For years, a nondisclosure agreement kept Constand and her family silent; the Cosby criminal trial provided her with an opportunity to finally reveal what took place almost 15 years ago.
Facing the possibility of prison at 81, Bill Cosby arrived at a suburban Philadelphia courthouse Tuesday to learn his punishment for drugging and sexually assaulting a woman over a decade ago in what led to the first celebrity trial of the #MeToo era.
The comedian must also pay a fine of $20,000 as well as the prosecution's court costs.
Montgomery County Court of Common Pleas Judge Steven O'Neill ordered Cosby to be jailed immediately, denying Cosby's request for bail while lawyers appeal the conviction.

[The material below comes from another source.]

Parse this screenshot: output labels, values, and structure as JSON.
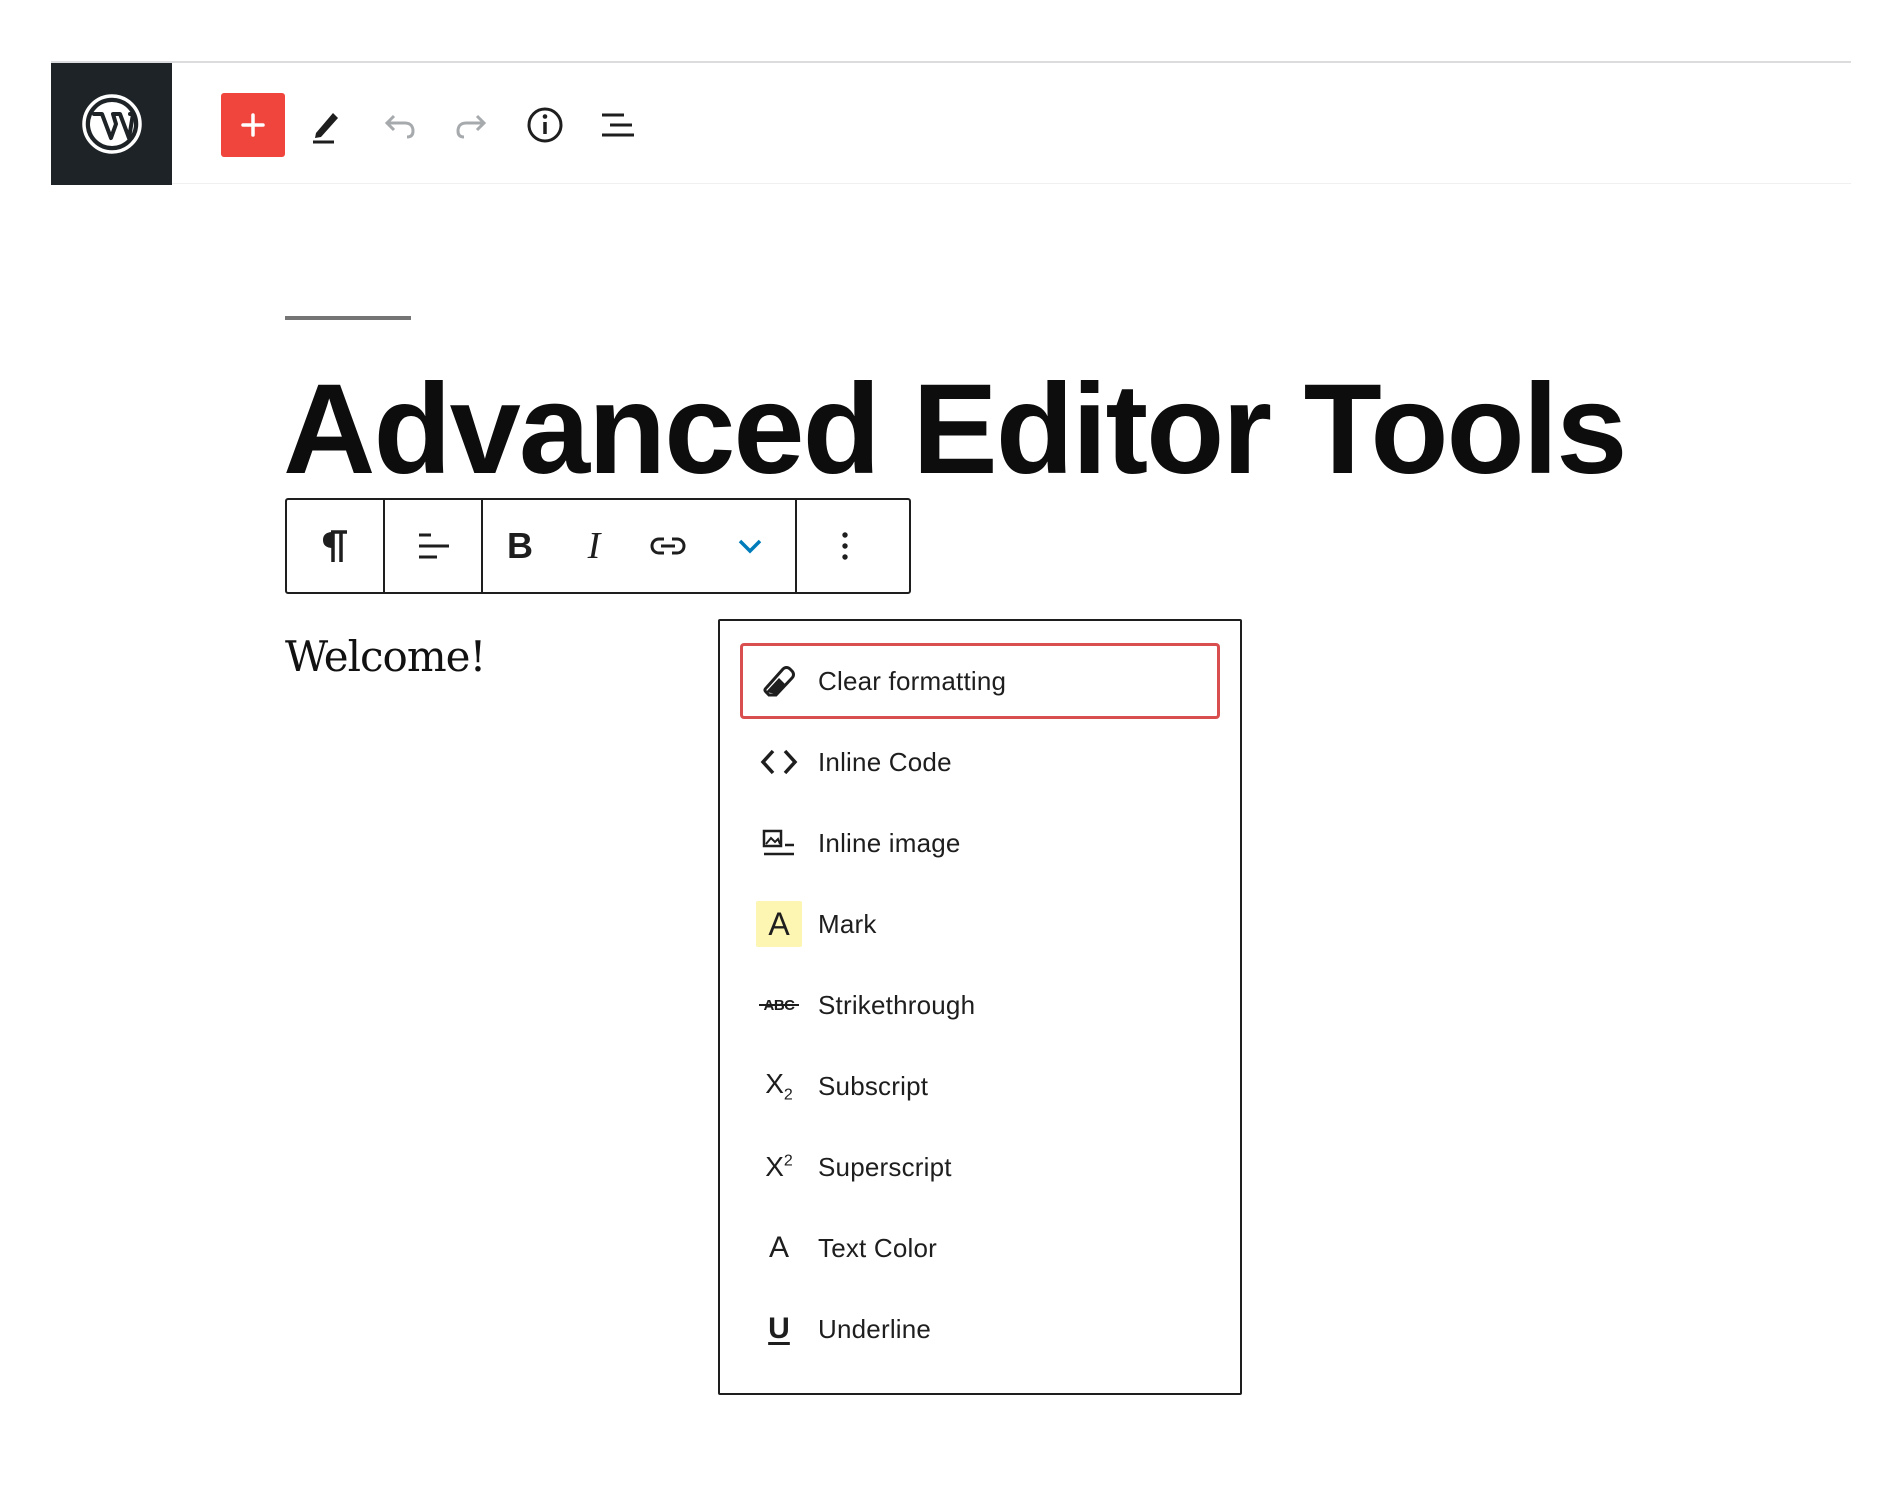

But O'Neill said prosecutors had met their burden of proof by "clear and convincing" evidence. He is now under house arrest and out on $1 million bail.
Cosby was led out of the courtroom today in handcuffs and will spend the first few days of his sentence at the Montgomery County Correctional Facility outside Philadelphia before entering state prison. Meanwhile, Cosby's lawyers had pushed for house arrest, citing their client's blindness, advanced age and declining health.
Judge O'Neill also chose to designate Cosby a "sexually violent predator" under Pennsylvania law. In addition, he will have to undergo counseling for the rest of his life and report to authorities every three months, according to The Associated Press.
Cosby was found guilty in April on three counts of aggravated indecent assault.
Constand, who is now a massage therapist in Canada, testified during the trial in April and in an earlier trial previous year that ended with a hung jury, that she had become friends with Cosby, and viewed him as a mentor.
The former Temple basketball player testified that she was helpless to stop Cosby's sexual advances after the comedian gave her some wine and three blue pills "to take the edge off".
Cosby declined the opportunity to address the court before the sentence came down. On the first day of the sentencing, the comic laughed at times as the psychologist on the stand for the state portrayed him as a sexual predator with signs of a mental disorder.
A judge has ruled that Bill Cosby is a "sexually violent predator". Cosby's defense attorneys argued that the settlement made Constand a "con artist", while Constand said she settled because her family just wanted the process to be over.
Sonia Ossorio, president of the National Organization for Women of NY, praised Constand and each of the more than 60 women who have come forward to tell their stories about Cosby.
The AP does not typically identify people who say they are victims of sexual assault unless they come forward publicly, which Toronto-based Constand and other women have done. Many of his accusers say he drugged them before the assault.